The nurse was finishing up the preparations for mom, dad, and the new baby to leave the hospital and I was standing off to the side, waiting to play my part. The unique circumstances of their situation had given me the opportunity to be able to drive the happy family home from the hospital. The entire week prior had been filled with unexpected peace and contentment as I was caring for their other children, giving lots of hugs and rocking the littler one to sleep. It had been such a long time since I had had the pleasure of giving that kind of love. The Lord was keeping me afloat, allowing my heart to keep the unhelpful emotions at bay.
The hospital staff gave us the OK to leave. Mom and dad shuffled on ahead, careful not to strain their healing bodies, and I lifted the car seat, barely noticing the extra weight from the tiny body tucked safely inside. I left the room with a cheerful smile, grateful for the chance to be useful. After a few strides down the long corridor I had an overwhelming feeling of déjà vu. I had been here before. I had been in this place, carrying this car seat, heading for home with a new life. I had been here before a hundred times in my mind, in my daydreams—only in my dream the baby in the seat had been mine.

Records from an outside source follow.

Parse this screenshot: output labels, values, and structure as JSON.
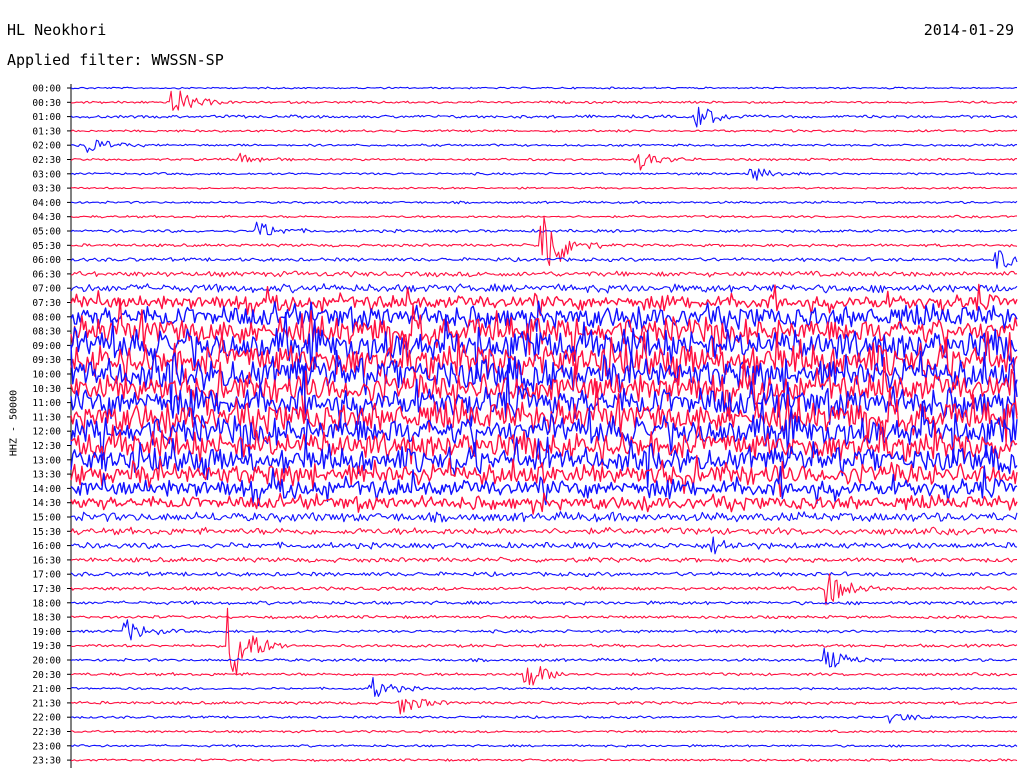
{
  "header": {
    "station": "HL Neokhori",
    "date": "2014-01-29",
    "filter_label": "Applied filter: WWSSN-SP"
  },
  "chart_data": {
    "type": "helicorder",
    "channel_label": "HHZ - 50000",
    "colors": {
      "odd_rows": "#1010ff",
      "even_rows": "#ff1040"
    },
    "grid": false,
    "rows": [
      {
        "label": "00:00",
        "amp": 0.15
      },
      {
        "label": "00:30",
        "amp": 0.2
      },
      {
        "label": "01:00",
        "amp": 0.25
      },
      {
        "label": "01:30",
        "amp": 0.2
      },
      {
        "label": "02:00",
        "amp": 0.2
      },
      {
        "label": "02:30",
        "amp": 0.2
      },
      {
        "label": "03:00",
        "amp": 0.2
      },
      {
        "label": "03:30",
        "amp": 0.15
      },
      {
        "label": "04:00",
        "amp": 0.2
      },
      {
        "label": "04:30",
        "amp": 0.2
      },
      {
        "label": "05:00",
        "amp": 0.25
      },
      {
        "label": "05:30",
        "amp": 0.25
      },
      {
        "label": "06:00",
        "amp": 0.3
      },
      {
        "label": "06:30",
        "amp": 0.45
      },
      {
        "label": "07:00",
        "amp": 0.7
      },
      {
        "label": "07:30",
        "amp": 1.2
      },
      {
        "label": "08:00",
        "amp": 1.8
      },
      {
        "label": "08:30",
        "amp": 2.2
      },
      {
        "label": "09:00",
        "amp": 2.5
      },
      {
        "label": "09:30",
        "amp": 2.6
      },
      {
        "label": "10:00",
        "amp": 2.6
      },
      {
        "label": "10:30",
        "amp": 2.5
      },
      {
        "label": "11:00",
        "amp": 2.5
      },
      {
        "label": "11:30",
        "amp": 2.4
      },
      {
        "label": "12:00",
        "amp": 2.4
      },
      {
        "label": "12:30",
        "amp": 2.2
      },
      {
        "label": "13:00",
        "amp": 2.0
      },
      {
        "label": "13:30",
        "amp": 1.8
      },
      {
        "label": "14:00",
        "amp": 1.5
      },
      {
        "label": "14:30",
        "amp": 1.1
      },
      {
        "label": "15:00",
        "amp": 0.8
      },
      {
        "label": "15:30",
        "amp": 0.6
      },
      {
        "label": "16:00",
        "amp": 0.5
      },
      {
        "label": "16:30",
        "amp": 0.4
      },
      {
        "label": "17:00",
        "amp": 0.35
      },
      {
        "label": "17:30",
        "amp": 0.3
      },
      {
        "label": "18:00",
        "amp": 0.3
      },
      {
        "label": "18:30",
        "amp": 0.25
      },
      {
        "label": "19:00",
        "amp": 0.25
      },
      {
        "label": "19:30",
        "amp": 0.25
      },
      {
        "label": "20:00",
        "amp": 0.25
      },
      {
        "label": "20:30",
        "amp": 0.25
      },
      {
        "label": "21:00",
        "amp": 0.2
      },
      {
        "label": "21:30",
        "amp": 0.25
      },
      {
        "label": "22:00",
        "amp": 0.2
      },
      {
        "label": "22:30",
        "amp": 0.2
      },
      {
        "label": "23:00",
        "amp": 0.2
      },
      {
        "label": "23:30",
        "amp": 0.2
      }
    ],
    "events": [
      {
        "row": "00:30",
        "t": 0.11,
        "amp": 2.0
      },
      {
        "row": "01:00",
        "t": 0.66,
        "amp": 2.0
      },
      {
        "row": "02:00",
        "t": 0.02,
        "amp": 1.2
      },
      {
        "row": "02:30",
        "t": 0.6,
        "amp": 1.5
      },
      {
        "row": "02:30",
        "t": 0.18,
        "amp": 0.8
      },
      {
        "row": "03:00",
        "t": 0.72,
        "amp": 1.0
      },
      {
        "row": "05:00",
        "t": 0.2,
        "amp": 1.2
      },
      {
        "row": "05:30",
        "t": 0.5,
        "amp": 6.0
      },
      {
        "row": "06:00",
        "t": 0.98,
        "amp": 1.5
      },
      {
        "row": "16:00",
        "t": 0.68,
        "amp": 1.0
      },
      {
        "row": "17:30",
        "t": 0.8,
        "amp": 2.5
      },
      {
        "row": "19:00",
        "t": 0.06,
        "amp": 1.5
      },
      {
        "row": "19:30",
        "t": 0.17,
        "amp": 6.0
      },
      {
        "row": "20:00",
        "t": 0.8,
        "amp": 1.5
      },
      {
        "row": "20:30",
        "t": 0.48,
        "amp": 2.5
      },
      {
        "row": "21:00",
        "t": 0.32,
        "amp": 1.5
      },
      {
        "row": "21:30",
        "t": 0.35,
        "amp": 1.5
      },
      {
        "row": "22:00",
        "t": 0.87,
        "amp": 0.8
      }
    ]
  }
}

A wave of dizziness overwhelmed me as the intensity of the emotions that had been held back for so long seemed to slam against the wall that was holding them back. My surroundings blurred and I had trouble seeing the hallway ahead of me. Not yet, Lord, I prayed. I can’t lose it now. Not yet. Just let me finish what needs to be done. I frantically searched for something else to focus on, something I could use to mentally plug up the leak that had sprung in the dam.
How do you handle the tears? Do you welcome them when it’s a convenient time and let them come unstifled, knowing that you will somehow feel better—cleansed in a way—when the spell is over? Or do the tears make everything worse for you, causing you to fall into a depression that’s hard to get out of? So often we’re just not sure what to do with the tears.
Perhaps we should all get ourselves a lachrymatory.
I know—I had never heard of it either until recently. It’s a special bottle used to collect tears. In ancient times it is believed that they were used to collect the tears of mourners. In Psalm 56:8 King David even refers to God as having His own lachrymatory: “You have kept count of my tossings; put my tears in your bottle. Are they not in your book?”
David paints such a vivid picture for us of a loving God who is attentive to the most minute detail of our lives, who is ready and waiting with a bottle to catch every tear that falls from our eyes. The Lutheran Study Bible has a wonderful explanation of this verse.
God cares for His people and pays attention to their pain, fear, and grief. Though David tossed and turned in the night, stressed with anxiety, God has taken careful note of every single moment…God does not forget a single tear shed in grief…Such is the comforting depth of God’s love for His children. (p. 901)
The tears we shed in moments when we’re overcome serve more than just a biological purpose. They have a spiritual purpose as well. Just as the consumption of salt creates thirst in the body, these salty tears of sorrow should create in us a thirst for the Living Water, the Messiah, who told the Samaritan woman that whoever drank from this Water would never thirst again. He proclaimed to her and to you and to me: “The water that I will give him will become in him a spring of water welling up to eternal life,” (John 4:14).
The barren woman who thirsts for this Living Water can find it in God’s Holy Word, especially the Psalms. It is here that the Holy Spirit calms her troubled heart by revealing to her the mercies shown to the Lord’s servant, David, a man who has likewise tasted the salt of his own tears. The Living Water from his Savior replenished his soul and poured over into thousands of words that quench our thirst still today, more than two millennia later. May we imprint these words into our hearts so that they would well up within us as we look to that eternal life that has been promised where “He will wipe away every tear from their eyes, and death shall be no more, neither shall there be mourning, nor crying, nor pain anymore, for the former things have passed away,” (Rev. 21:4).